I play in a band here in Brooklyn, and many of the DIY venues we play are regularly getting closed and pushed further out. What are other ways to protect nightlife from gentrification?
What I hope is that—we can get acknowledgement for our subculture in city hall and in policy making. Because if the city doesn't acknowledge it as a creative power, as something which is valuable to the city, it will never adjust its policy. And when city hall is aware of the cultural and economic value it [nightlife] creates, then maybe there could also be a form of integrity towards the people that help to develop these nightlife areas.
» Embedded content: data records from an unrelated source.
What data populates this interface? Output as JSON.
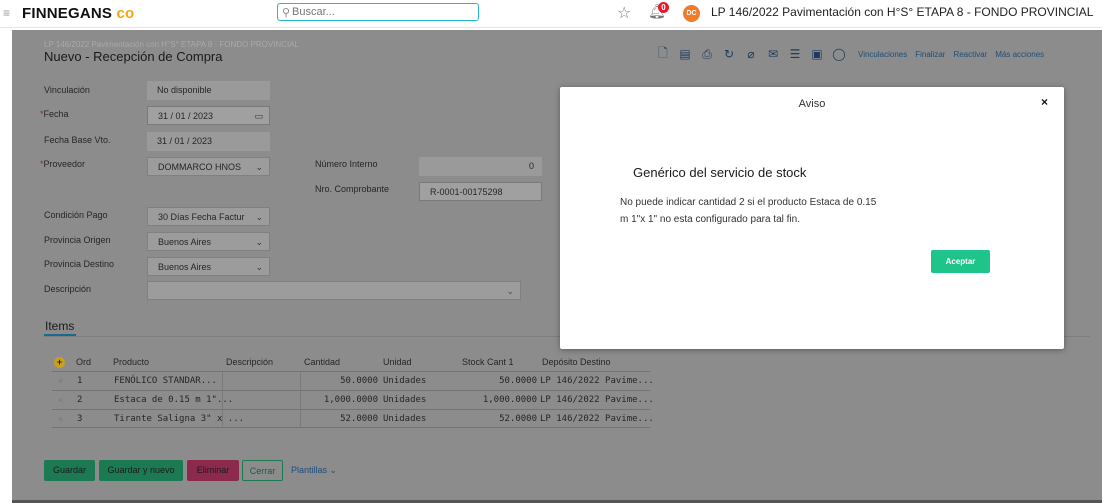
{
  "topbar": {
    "brand": "FINNEGANS",
    "brand_mark": "co",
    "search_placeholder": "Buscar...",
    "notifications_count": "0",
    "avatar_initials": "DC",
    "project_title": "LP 146/2022 Pavimentación con H°S° ETAPA 8 - FONDO PROVINCIAL"
  },
  "form": {
    "subtitle": "LP 146/2022 Pavimentación con H°S° ETAPA 8 - FONDO PROVINCIAL",
    "title": "Nuevo - Recepción de Compra",
    "toolbar": {
      "icons": [
        "new-document-icon",
        "save-icon",
        "print-icon",
        "history-icon",
        "attach-icon",
        "mail-icon",
        "list-icon",
        "report-icon",
        "comment-icon"
      ],
      "links": [
        "Vinculaciones",
        "Finalizar",
        "Reactivar",
        "Más acciones"
      ]
    },
    "labels": {
      "vinculacion": "Vinculación",
      "fecha": "Fecha",
      "fecha_base_vto": "Fecha Base Vto.",
      "proveedor": "Proveedor",
      "numero_interno": "Número Interno",
      "nro_comprobante": "Nro. Comprobante",
      "condicion_pago": "Condición Pago",
      "provincia_origen": "Provincia Origen",
      "provincia_destino": "Provincia Destino",
      "descripcion": "Descripción"
    },
    "values": {
      "vinculacion": "No disponible",
      "fecha": "31  /  01  /  2023",
      "fecha_base_vto": "31  /  01  /  2023",
      "proveedor": "DOMMARCO HNOS",
      "numero_interno": "0",
      "nro_comprobante": "R-0001-00175298",
      "condicion_pago": "30 Días Fecha Factur",
      "provincia_origen": "Buenos Aires",
      "provincia_destino": "Buenos Aires",
      "descripcion": ""
    }
  },
  "items": {
    "tab_label": "Items",
    "columns": [
      "Ord",
      "Producto",
      "Descripción",
      "Cantidad",
      "Unidad",
      "Stock Cant 1",
      "Depósito Destino"
    ],
    "rows": [
      {
        "ord": "1",
        "producto": "FENÓLICO STANDAR...",
        "descripcion": "",
        "cantidad": "50.0000",
        "unidad": "Unidades",
        "stock": "50.0000",
        "deposito": "LP 146/2022 Pavime..."
      },
      {
        "ord": "2",
        "producto": "Estaca de 0.15 m 1\"...",
        "descripcion": "",
        "cantidad": "1,000.0000",
        "unidad": "Unidades",
        "stock": "1,000.0000",
        "deposito": "LP 146/2022 Pavime..."
      },
      {
        "ord": "3",
        "producto": "Tirante Saligna 3\" x ...",
        "descripcion": "",
        "cantidad": "52.0000",
        "unidad": "Unidades",
        "stock": "52.0000",
        "deposito": "LP 146/2022 Pavime..."
      }
    ]
  },
  "actions": {
    "save": "Guardar",
    "save_new": "Guardar y nuevo",
    "delete": "Eliminar",
    "close": "Cerrar",
    "templates": "Plantillas"
  },
  "modal": {
    "title": "Aviso",
    "close": "×",
    "heading": "Genérico del servicio de stock",
    "message": "No puede indicar cantidad 2 si el producto Estaca de 0.15 m 1\"x 1\" no esta configurado para tal fin.",
    "accept": "Aceptar"
  },
  "colors": {
    "accent": "#1ec48a",
    "brand_mark": "#f2a40f",
    "search_border": "#2bb6d6",
    "overlay": "#8c8c8c"
  }
}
In zoning it could be a solution. For example, because zoning is always about "so many amounts of houses, so much amount of industry, shops, etc. etc." If you could say "we want ten, twenty, twenty-five percent of affordable working space for young creatives" then you have a good step. So what we [the nightlife community] really need to do is make sure that we are so well connected, that we can influence policy making.

So that's what the night mayor can do then. Be that liaison.
Yep, be that liaison—show the quality, show the power, show the impact that it has.
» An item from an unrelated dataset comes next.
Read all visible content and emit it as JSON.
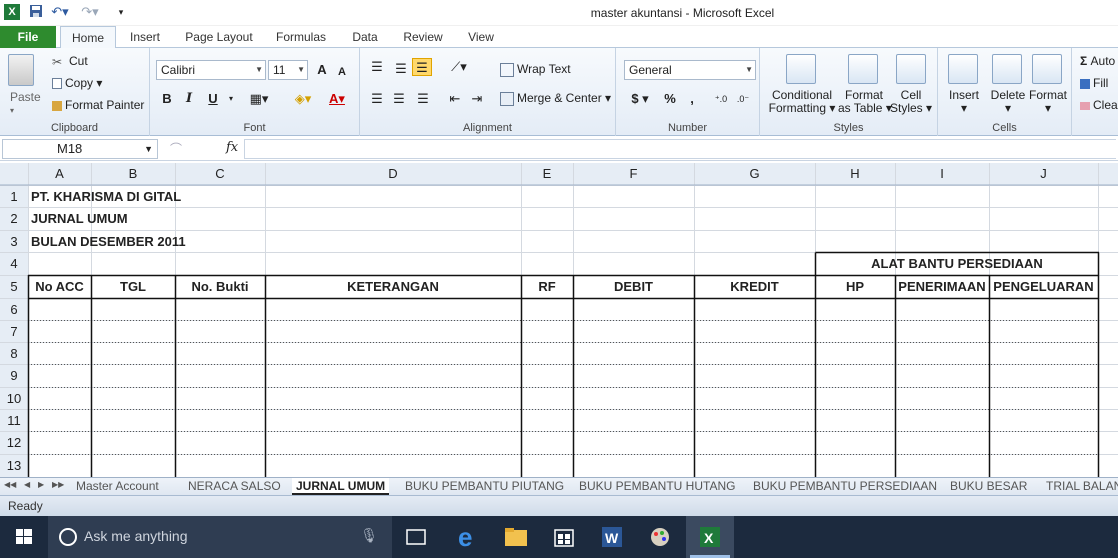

Do you think that it's important that the night mayor or night manager of a city remains just outside of the government? And not be a governmental figure?
It really depends on the DNA of the city. For us it's better to be just outside of politics because then we can work with all the parties and all the sides, otherwise it's always about who gets the credit for changing something—and this can really stagnate the process. And ok, Amsterdam really embraces bottom up initiatives, so for Amsterdam it's really good. But for example, in London, there was so much going on—so many venues closing—that there really needed to be an official person under the mayor, you know, that had the credit more or less of the mayor when speaking to the boroughs. We always say people should start with writing a manifesto that asks: What do we want our DIY scene to look like? What are the rules and the rights? How can we make it more safe, but also not over controlled? How can we keep the DNA of the DIY scene intact and still do something that is valuable for the city? There are so many directions in which you can go.

Subscribe to Science Solved It, Motherboard's new show about the greatest mysteries that were solved by science.